> [Task item]:
An exact copy of every entry is required, without the pictures.

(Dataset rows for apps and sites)

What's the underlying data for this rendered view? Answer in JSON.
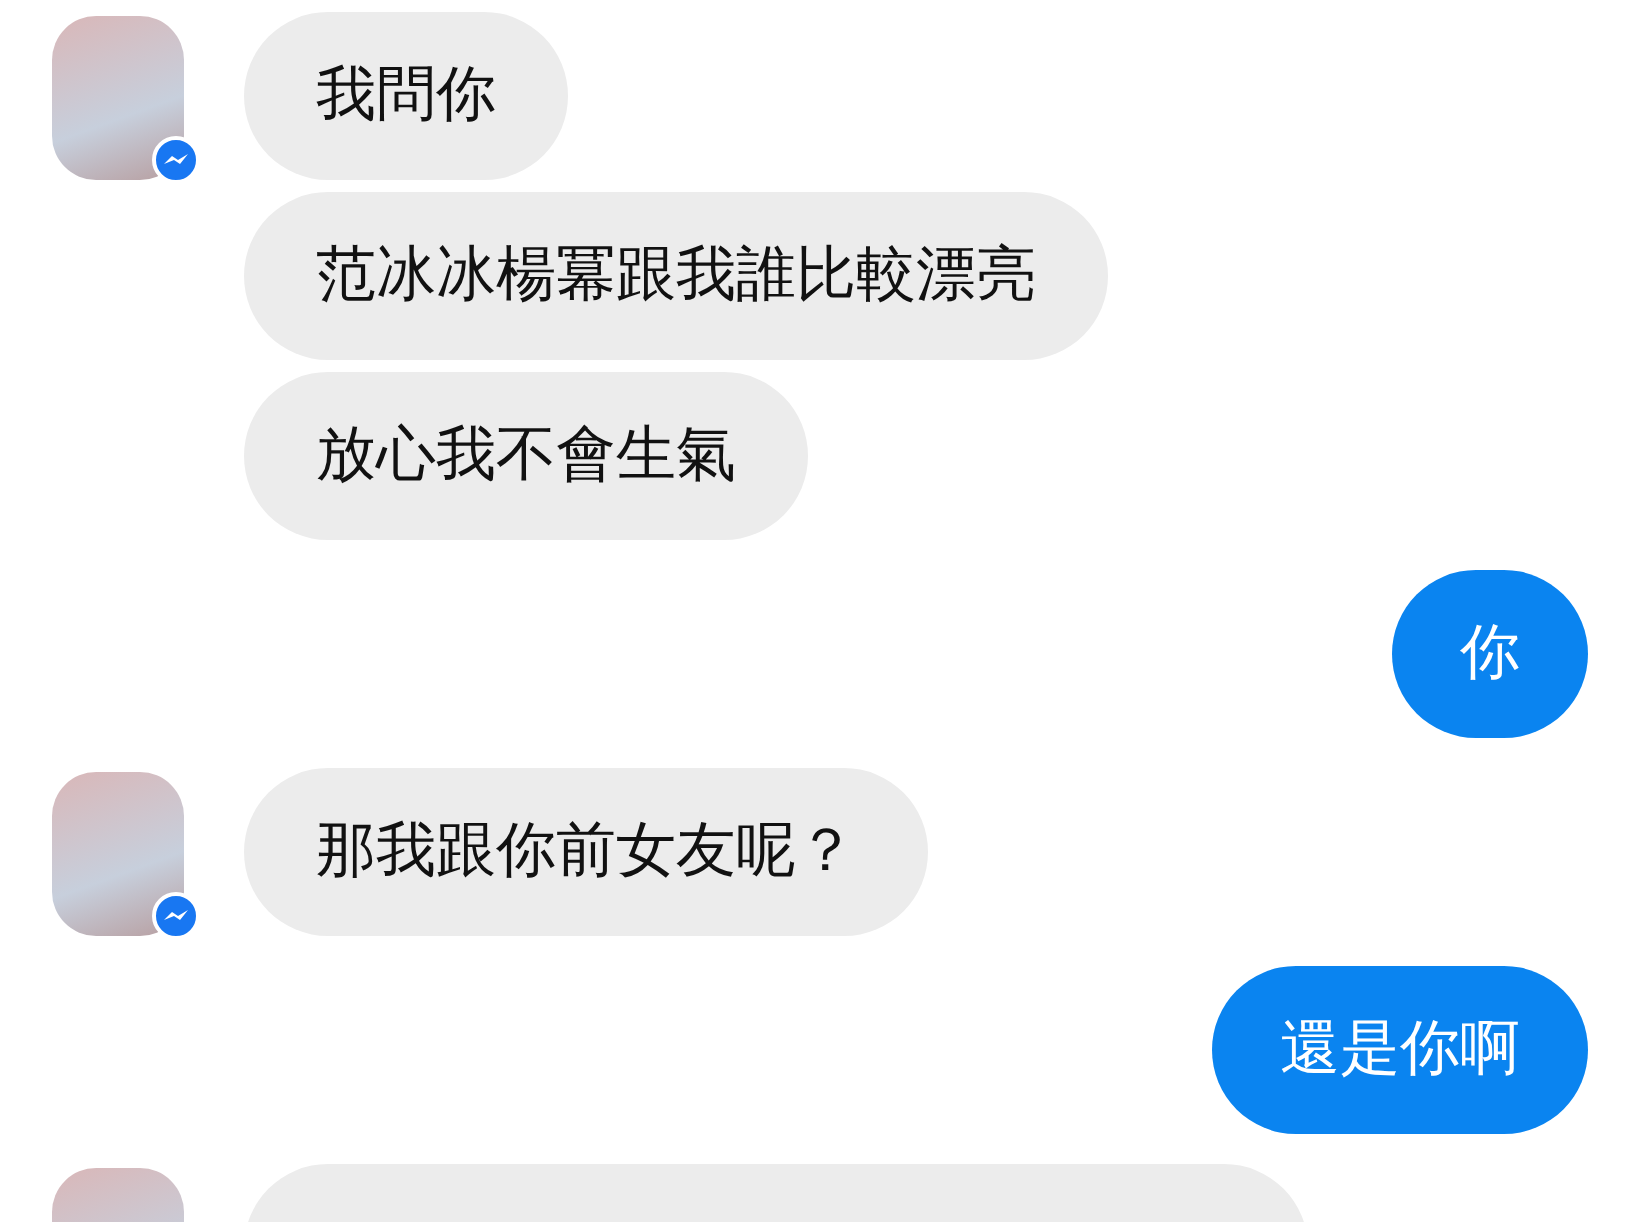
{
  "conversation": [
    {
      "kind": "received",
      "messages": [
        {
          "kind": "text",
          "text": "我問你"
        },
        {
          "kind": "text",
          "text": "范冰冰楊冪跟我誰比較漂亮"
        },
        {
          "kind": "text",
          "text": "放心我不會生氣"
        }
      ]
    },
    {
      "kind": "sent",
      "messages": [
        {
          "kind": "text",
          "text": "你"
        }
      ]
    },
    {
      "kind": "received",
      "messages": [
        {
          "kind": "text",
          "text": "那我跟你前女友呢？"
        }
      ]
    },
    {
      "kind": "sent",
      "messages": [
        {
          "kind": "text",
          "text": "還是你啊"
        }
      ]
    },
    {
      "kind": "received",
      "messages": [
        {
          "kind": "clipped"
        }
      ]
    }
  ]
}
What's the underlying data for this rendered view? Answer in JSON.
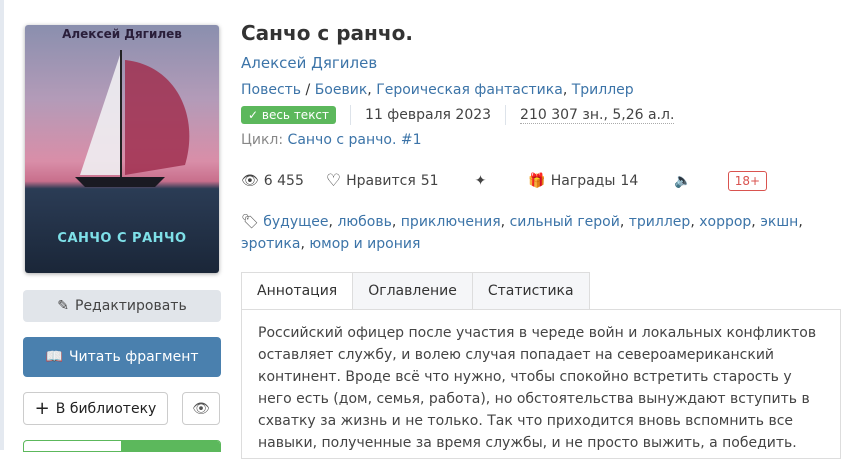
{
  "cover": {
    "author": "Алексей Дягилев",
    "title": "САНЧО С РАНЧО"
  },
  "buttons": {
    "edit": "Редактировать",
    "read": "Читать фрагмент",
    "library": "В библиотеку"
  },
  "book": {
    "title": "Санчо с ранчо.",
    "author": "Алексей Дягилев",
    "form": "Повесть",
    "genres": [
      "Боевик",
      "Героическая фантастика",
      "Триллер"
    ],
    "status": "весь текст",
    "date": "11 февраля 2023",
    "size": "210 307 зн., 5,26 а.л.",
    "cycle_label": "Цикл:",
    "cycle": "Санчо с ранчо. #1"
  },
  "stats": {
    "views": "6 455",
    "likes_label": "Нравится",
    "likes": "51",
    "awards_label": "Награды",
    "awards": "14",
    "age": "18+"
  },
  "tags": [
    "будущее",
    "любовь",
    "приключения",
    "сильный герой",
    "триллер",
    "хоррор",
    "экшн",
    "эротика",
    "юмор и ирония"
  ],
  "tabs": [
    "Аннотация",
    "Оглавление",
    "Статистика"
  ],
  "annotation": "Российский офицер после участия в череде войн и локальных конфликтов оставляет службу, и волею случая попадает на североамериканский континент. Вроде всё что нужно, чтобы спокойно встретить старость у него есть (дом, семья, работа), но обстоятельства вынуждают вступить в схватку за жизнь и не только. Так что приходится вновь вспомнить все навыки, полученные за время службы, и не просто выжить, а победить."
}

> [Task solution]:
What's the underlying data for this rendered view? Answer in JSON.
{
  "conversation": [
    {
      "kind": "received",
      "messages": [
        {
          "kind": "text",
          "text": "我問你"
        },
        {
          "kind": "text",
          "text": "范冰冰楊冪跟我誰比較漂亮"
        },
        {
          "kind": "text",
          "text": "放心我不會生氣"
        }
      ]
    },
    {
      "kind": "sent",
      "messages": [
        {
          "kind": "text",
          "text": "你"
        }
      ]
    },
    {
      "kind": "received",
      "messages": [
        {
          "kind": "text",
          "text": "那我跟你前女友呢？"
        }
      ]
    },
    {
      "kind": "sent",
      "messages": [
        {
          "kind": "text",
          "text": "還是你啊"
        }
      ]
    },
    {
      "kind": "received",
      "messages": [
        {
          "kind": "clipped"
        }
      ]
    }
  ]
}
What's the underlying data for this rendered view? Answer in JSON.
{
  "cover": {
    "author": "Алексей Дягилев",
    "title": "САНЧО С РАНЧО"
  },
  "buttons": {
    "edit": "Редактировать",
    "read": "Читать фрагмент",
    "library": "В библиотеку"
  },
  "book": {
    "title": "Санчо с ранчо.",
    "author": "Алексей Дягилев",
    "form": "Повесть",
    "genres": [
      "Боевик",
      "Героическая фантастика",
      "Триллер"
    ],
    "status": "весь текст",
    "date": "11 февраля 2023",
    "size": "210 307 зн., 5,26 а.л.",
    "cycle_label": "Цикл:",
    "cycle": "Санчо с ранчо. #1"
  },
  "stats": {
    "views": "6 455",
    "likes_label": "Нравится",
    "likes": "51",
    "awards_label": "Награды",
    "awards": "14",
    "age": "18+"
  },
  "tags": [
    "будущее",
    "любовь",
    "приключения",
    "сильный герой",
    "триллер",
    "хоррор",
    "экшн",
    "эротика",
    "юмор и ирония"
  ],
  "tabs": [
    "Аннотация",
    "Оглавление",
    "Статистика"
  ],
  "annotation": "Российский офицер после участия в череде войн и локальных конфликтов оставляет службу, и волею случая попадает на североамериканский континент. Вроде всё что нужно, чтобы спокойно встретить старость у него есть (дом, семья, работа), но обстоятельства вынуждают вступить в схватку за жизнь и не только. Так что приходится вновь вспомнить все навыки, полученные за время службы, и не просто выжить, а победить."
}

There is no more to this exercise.